Becky wants to get her daughter a computer for college and needs some advise. Half the family is Mac, half are PCs. She wants a MAC, but she wants to her to look at PCs. What should she do? Leo says one thing to do is to call the college and ask what their recommendations are, especially with access to printers. networks, labs, special software. If there's a support group for students, then call them. Windows machines will require more attention to security. $999 for the low end MacBook Air is a great place to start. Solid state. Great battery life. Aluminum Unibody.
James is bummed that Apple stopped selling all iPod Classics. Apple says they stopped making them because they couldn't get the parts. James doesn't know why Apple had all stores sent them back, though. Could it be that Apple is going to use them for parts? Apple is very good about controlling the supply chain. They probably weeded out most of them through sales. Apple is a very good "just in time manufacturer," and there really isn't a very deep backlog of inventory to pull from.

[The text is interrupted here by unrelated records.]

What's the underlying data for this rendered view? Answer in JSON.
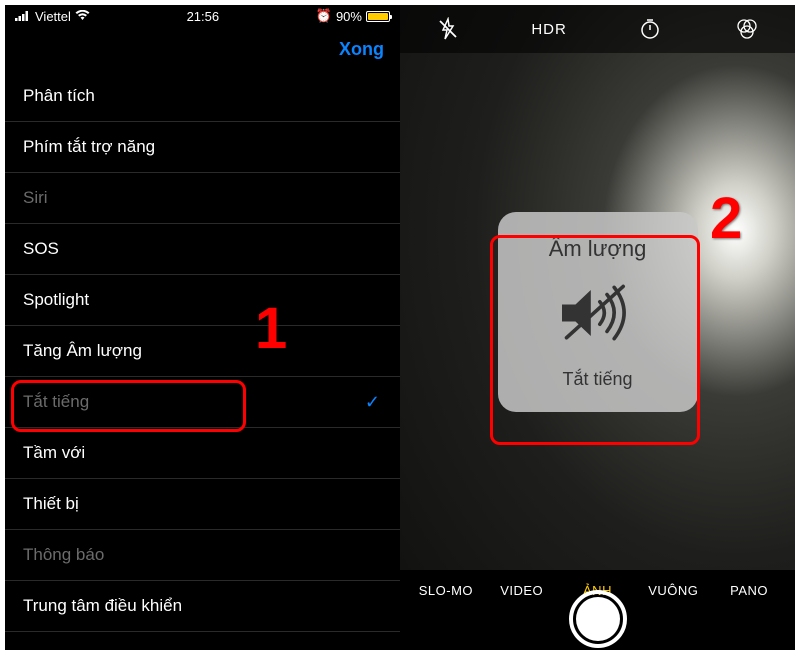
{
  "status": {
    "carrier": "Viettel",
    "time": "21:56",
    "battery_pct": "90%",
    "battery_fill_pct": 90
  },
  "nav": {
    "done": "Xong"
  },
  "settings_items": [
    {
      "label": "Phân tích",
      "dimmed": false,
      "checked": false
    },
    {
      "label": "Phím tắt trợ năng",
      "dimmed": false,
      "checked": false
    },
    {
      "label": "Siri",
      "dimmed": true,
      "checked": false
    },
    {
      "label": "SOS",
      "dimmed": false,
      "checked": false
    },
    {
      "label": "Spotlight",
      "dimmed": false,
      "checked": false
    },
    {
      "label": "Tăng Âm lượng",
      "dimmed": false,
      "checked": false
    },
    {
      "label": "Tắt tiếng",
      "dimmed": true,
      "checked": true
    },
    {
      "label": "Tầm với",
      "dimmed": false,
      "checked": false
    },
    {
      "label": "Thiết bị",
      "dimmed": false,
      "checked": false
    },
    {
      "label": "Thông báo",
      "dimmed": true,
      "checked": false
    },
    {
      "label": "Trung tâm điều khiển",
      "dimmed": false,
      "checked": false
    }
  ],
  "camera": {
    "hdr": "HDR",
    "hud_title": "Âm lượng",
    "hud_subtitle": "Tắt tiếng",
    "modes": [
      "SLO-MO",
      "VIDEO",
      "ẢNH",
      "VUÔNG",
      "PANO"
    ],
    "active_mode_index": 2
  },
  "annotations": {
    "num1": "1",
    "num2": "2"
  }
}
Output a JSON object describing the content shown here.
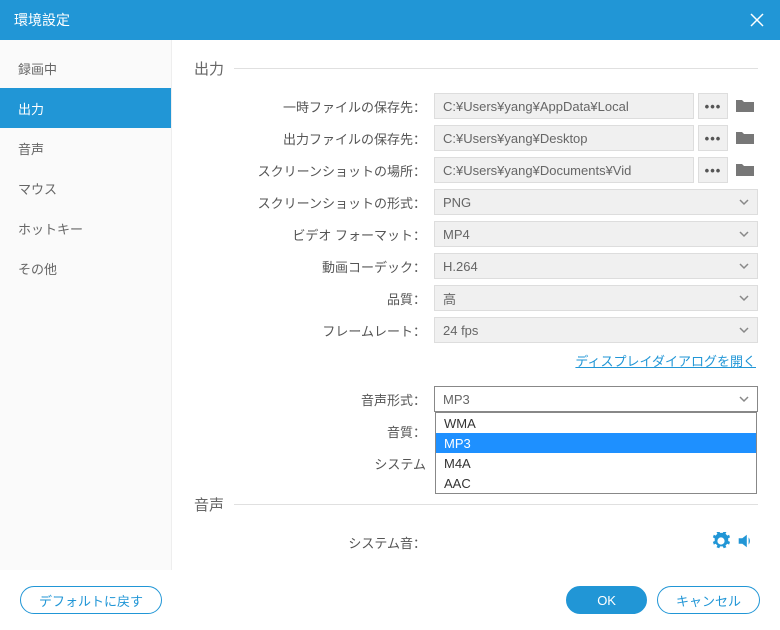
{
  "titlebar": {
    "title": "環境設定"
  },
  "sidebar": {
    "items": [
      {
        "label": "録画中"
      },
      {
        "label": "出力"
      },
      {
        "label": "音声"
      },
      {
        "label": "マウス"
      },
      {
        "label": "ホットキー"
      },
      {
        "label": "その他"
      }
    ],
    "active_index": 1
  },
  "sections": {
    "output": {
      "heading": "出力"
    },
    "audio": {
      "heading": "音声"
    }
  },
  "rows": {
    "temp_path": {
      "label": "一時ファイルの保存先：",
      "value": "C:¥Users¥yang¥AppData¥Local"
    },
    "output_path": {
      "label": "出力ファイルの保存先：",
      "value": "C:¥Users¥yang¥Desktop"
    },
    "screenshot_path": {
      "label": "スクリーンショットの場所：",
      "value": "C:¥Users¥yang¥Documents¥Vid"
    },
    "screenshot_fmt": {
      "label": "スクリーンショットの形式：",
      "value": "PNG"
    },
    "video_fmt": {
      "label": "ビデオ フォーマット：",
      "value": "MP4"
    },
    "video_codec": {
      "label": "動画コーデック：",
      "value": "H.264"
    },
    "quality": {
      "label": "品質：",
      "value": "高"
    },
    "framerate": {
      "label": "フレームレート：",
      "value": "24 fps"
    },
    "audio_fmt": {
      "label": "音声形式：",
      "value": "MP3"
    },
    "audio_quality": {
      "label": "音質："
    },
    "system": {
      "label": "システム"
    },
    "system_sound": {
      "label": "システム音："
    }
  },
  "audio_fmt_options": [
    "WMA",
    "MP3",
    "M4A",
    "AAC"
  ],
  "audio_fmt_selected_index": 1,
  "links": {
    "display_dialog": "ディスプレイダイアログを開く"
  },
  "buttons": {
    "browse": "•••",
    "reset": "デフォルトに戻す",
    "ok": "OK",
    "cancel": "キャンセル"
  }
}
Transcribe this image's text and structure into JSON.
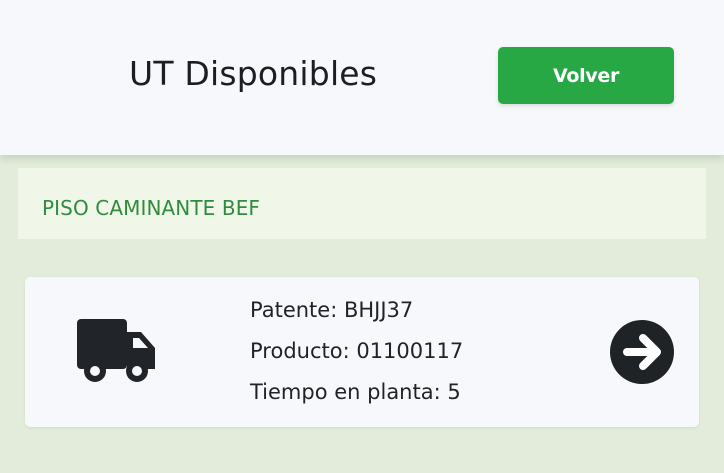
{
  "header": {
    "title": "UT Disponibles",
    "back_label": "Volver"
  },
  "section": {
    "title": "PISO CAMINANTE BEF"
  },
  "units": [
    {
      "patente": "Patente: BHJJ37",
      "producto": "Producto: 01100117",
      "tiempo": "Tiempo en planta: 5",
      "icon": "truck-icon",
      "action_icon": "arrow-right-circle-icon"
    }
  ],
  "colors": {
    "accent": "#28a745",
    "section_text": "#2f8c3f",
    "background": "#e3ecda",
    "banner": "#f0f7e8",
    "card": "#f7f8fb"
  }
}
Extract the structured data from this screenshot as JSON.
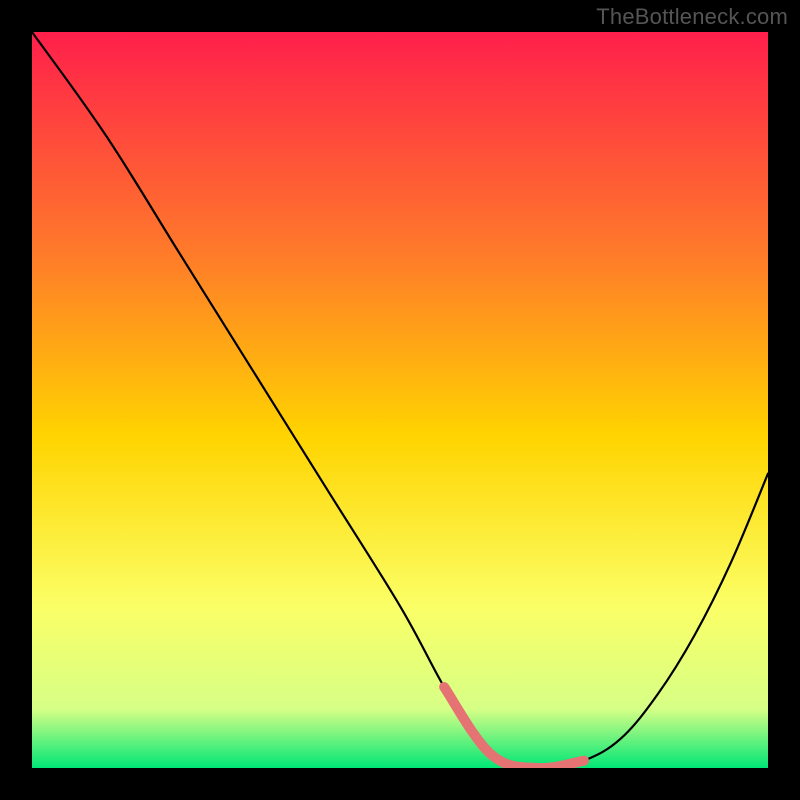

Chris says that iTunes 12 has caused the sidebar to disappear. Leo says it has, and it's likely to never return. Leo thought the sidebar was great, but Apple should really just start over and rebuild the app from scratch. That actually might happen since Apple bought Beats and plans to integrate it. If it does, it could be the end of iTunes as we know it. They've been taking bits and pieces out of it for years, and as such, it's become rather ghastly.
Neal would like to get a new computer, but he doesn't know what size MacBook he should get. Leo says that the 13" MacBook Air with 4GB of RAM is more than adequate for what Neal needs it for, and with 13 hours of battery life, it's a great deal. The only limitation is that it has a smaller 128GB hard drive. But that's big enough for basic work. He can get an external drive to store all of his data and move it over from the old computer.
Doug ordered a new iPhone 6 Plus. He has his old iPhone 4 backed up. He also has his Samsung phone backed up. He wants to restore the apps he had from his old iPhone, and his calendars and contacts from the Samsung, to the new iPhone 6 Plus.
Leo says backup the iPhone 4 to iTunes and restore it to his new iPhone. Then sync the contacts to Google and log into his Google account on the iPhone 6 Plus. It'll sync and his contacts and calendars will be there.
Apple released OS X Yosemite and iOS 8 earlier this month. While the new operating systems bring a lot of new features, it's always a wise idea to wait so that bugs can be fixed and apps can be updated for it. But how will you know if the apps you use have been updated for OS X Yosemite or iOS 8? Fortunately, there's a website that keeps track of it all -- RoaringApps.com.
Paula is thinking of switching from the Samsung Galaxy SIII to the iPhone 6 Plus. She uses Outlook, and was told it's not a problem to use with the iPhone. Leo says that syncing Outlook isn't really a good solution because Google killed the ability to sync with it. Since Paula is currently using Google Calendar and Contacts on Android, it would be best to just stick with that.
Earl has an old iMac and can't transfer his files to his new iMac. He wants to move the program from the old to the new, but he doesn't have any disks. Leo says that Microsoft Word for the Web, which is free, or Google Docs, would work great. He doesn't need new software. He can just backup his data with a USB key and then bring it to the new Mac and use Office for the Web or docs.google.com to open it.
Lee now has 100Mbps through Time Warner Cable and he's excited. Leo says that's in direct response to Google wiring up communities with Gigabit internet access. Time Warner calls it "GigaPower." But when Lee connects with his Apple devices, they can't keep up with it.
Leo got the new iPad Air 2 (in opulent Gold, nonetheless) and he says while it's nice and has some new features, you don't really need it. Save your money. Tablets are so mature these days that there really isn't a benefit from cashing in your old one and getting the new one. The only real benefit is that the SIM can be used for almost any carrier, so you can switch carriers on the fly. Other than that, there's no real need to buy a new one.